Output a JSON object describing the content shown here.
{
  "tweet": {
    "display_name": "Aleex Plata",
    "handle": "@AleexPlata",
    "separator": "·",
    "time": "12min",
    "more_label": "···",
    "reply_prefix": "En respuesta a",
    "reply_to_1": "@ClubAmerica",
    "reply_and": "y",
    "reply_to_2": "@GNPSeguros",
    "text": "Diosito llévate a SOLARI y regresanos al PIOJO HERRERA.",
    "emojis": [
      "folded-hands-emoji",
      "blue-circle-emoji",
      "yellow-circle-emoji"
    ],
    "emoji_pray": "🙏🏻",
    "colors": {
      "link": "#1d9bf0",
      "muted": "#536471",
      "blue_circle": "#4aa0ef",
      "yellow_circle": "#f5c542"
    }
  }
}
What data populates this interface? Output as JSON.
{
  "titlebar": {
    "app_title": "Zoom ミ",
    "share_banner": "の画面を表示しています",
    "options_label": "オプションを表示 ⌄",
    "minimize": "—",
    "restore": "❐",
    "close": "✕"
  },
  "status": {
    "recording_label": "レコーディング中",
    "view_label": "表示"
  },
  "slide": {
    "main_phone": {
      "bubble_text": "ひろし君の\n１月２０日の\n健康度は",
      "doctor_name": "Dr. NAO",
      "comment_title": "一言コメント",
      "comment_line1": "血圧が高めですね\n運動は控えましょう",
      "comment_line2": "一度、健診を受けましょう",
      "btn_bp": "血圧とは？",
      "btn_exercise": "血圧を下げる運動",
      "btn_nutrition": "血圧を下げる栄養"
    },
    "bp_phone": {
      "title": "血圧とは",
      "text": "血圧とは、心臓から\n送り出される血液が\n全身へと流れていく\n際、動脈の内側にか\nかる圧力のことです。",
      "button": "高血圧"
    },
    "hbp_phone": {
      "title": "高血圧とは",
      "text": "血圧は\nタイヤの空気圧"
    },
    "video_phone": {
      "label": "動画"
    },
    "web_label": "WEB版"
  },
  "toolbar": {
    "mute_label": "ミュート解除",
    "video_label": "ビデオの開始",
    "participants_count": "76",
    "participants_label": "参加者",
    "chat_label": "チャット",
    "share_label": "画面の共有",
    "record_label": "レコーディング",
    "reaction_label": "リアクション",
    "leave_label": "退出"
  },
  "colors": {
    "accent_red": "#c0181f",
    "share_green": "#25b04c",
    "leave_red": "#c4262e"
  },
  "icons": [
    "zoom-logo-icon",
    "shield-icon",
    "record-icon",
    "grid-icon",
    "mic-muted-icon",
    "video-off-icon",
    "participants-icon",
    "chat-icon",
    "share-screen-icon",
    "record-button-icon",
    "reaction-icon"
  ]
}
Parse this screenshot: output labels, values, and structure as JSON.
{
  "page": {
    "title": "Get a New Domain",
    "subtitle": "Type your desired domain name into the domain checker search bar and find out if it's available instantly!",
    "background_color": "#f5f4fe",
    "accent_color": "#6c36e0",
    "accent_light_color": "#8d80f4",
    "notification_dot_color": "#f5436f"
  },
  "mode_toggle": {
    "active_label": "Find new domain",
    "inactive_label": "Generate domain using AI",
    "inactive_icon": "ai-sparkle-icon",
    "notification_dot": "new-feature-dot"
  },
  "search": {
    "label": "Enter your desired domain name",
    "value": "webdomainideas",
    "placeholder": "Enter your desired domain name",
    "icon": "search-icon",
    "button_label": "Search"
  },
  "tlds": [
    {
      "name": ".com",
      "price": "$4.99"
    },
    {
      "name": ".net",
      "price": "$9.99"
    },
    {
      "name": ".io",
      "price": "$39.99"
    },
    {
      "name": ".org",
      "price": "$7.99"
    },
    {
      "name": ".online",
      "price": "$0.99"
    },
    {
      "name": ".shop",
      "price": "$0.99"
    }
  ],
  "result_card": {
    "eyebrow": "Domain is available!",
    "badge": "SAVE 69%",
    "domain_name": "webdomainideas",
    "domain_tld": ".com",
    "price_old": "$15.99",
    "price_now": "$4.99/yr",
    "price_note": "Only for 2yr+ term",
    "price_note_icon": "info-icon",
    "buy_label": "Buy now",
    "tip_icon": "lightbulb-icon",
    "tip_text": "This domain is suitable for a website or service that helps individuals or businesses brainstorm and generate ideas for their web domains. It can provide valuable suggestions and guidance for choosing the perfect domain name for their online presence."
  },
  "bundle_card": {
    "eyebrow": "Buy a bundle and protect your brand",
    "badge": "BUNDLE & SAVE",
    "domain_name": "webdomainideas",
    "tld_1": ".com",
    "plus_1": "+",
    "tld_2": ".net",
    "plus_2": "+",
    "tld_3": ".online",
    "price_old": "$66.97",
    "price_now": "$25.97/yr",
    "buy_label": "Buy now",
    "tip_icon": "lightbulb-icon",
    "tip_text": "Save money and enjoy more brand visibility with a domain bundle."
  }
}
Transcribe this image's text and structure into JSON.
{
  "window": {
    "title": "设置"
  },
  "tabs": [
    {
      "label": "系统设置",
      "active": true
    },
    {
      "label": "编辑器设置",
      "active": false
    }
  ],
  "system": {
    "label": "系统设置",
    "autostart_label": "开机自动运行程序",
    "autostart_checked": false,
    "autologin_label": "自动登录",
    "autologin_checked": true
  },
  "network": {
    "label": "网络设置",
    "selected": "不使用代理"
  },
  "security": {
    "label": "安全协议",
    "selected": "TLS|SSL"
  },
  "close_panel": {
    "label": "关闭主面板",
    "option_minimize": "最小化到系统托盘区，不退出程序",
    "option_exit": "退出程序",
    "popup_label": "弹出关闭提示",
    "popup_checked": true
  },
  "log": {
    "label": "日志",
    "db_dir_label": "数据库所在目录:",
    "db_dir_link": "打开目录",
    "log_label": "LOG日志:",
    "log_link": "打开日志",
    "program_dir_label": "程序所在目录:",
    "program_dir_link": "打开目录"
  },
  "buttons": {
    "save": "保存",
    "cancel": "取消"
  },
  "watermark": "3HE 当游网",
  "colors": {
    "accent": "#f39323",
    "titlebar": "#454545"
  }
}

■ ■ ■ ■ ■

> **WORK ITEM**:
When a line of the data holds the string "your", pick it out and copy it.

> **TASK OUTPUT**:
    "subtitle": "Type your desired domain name into the domain checker search bar and find out if it's available instantly!",
    "label": "Enter your desired domain name",
    "placeholder": "Enter your desired domain name",
    "eyebrow": "Buy a bundle and protect your brand",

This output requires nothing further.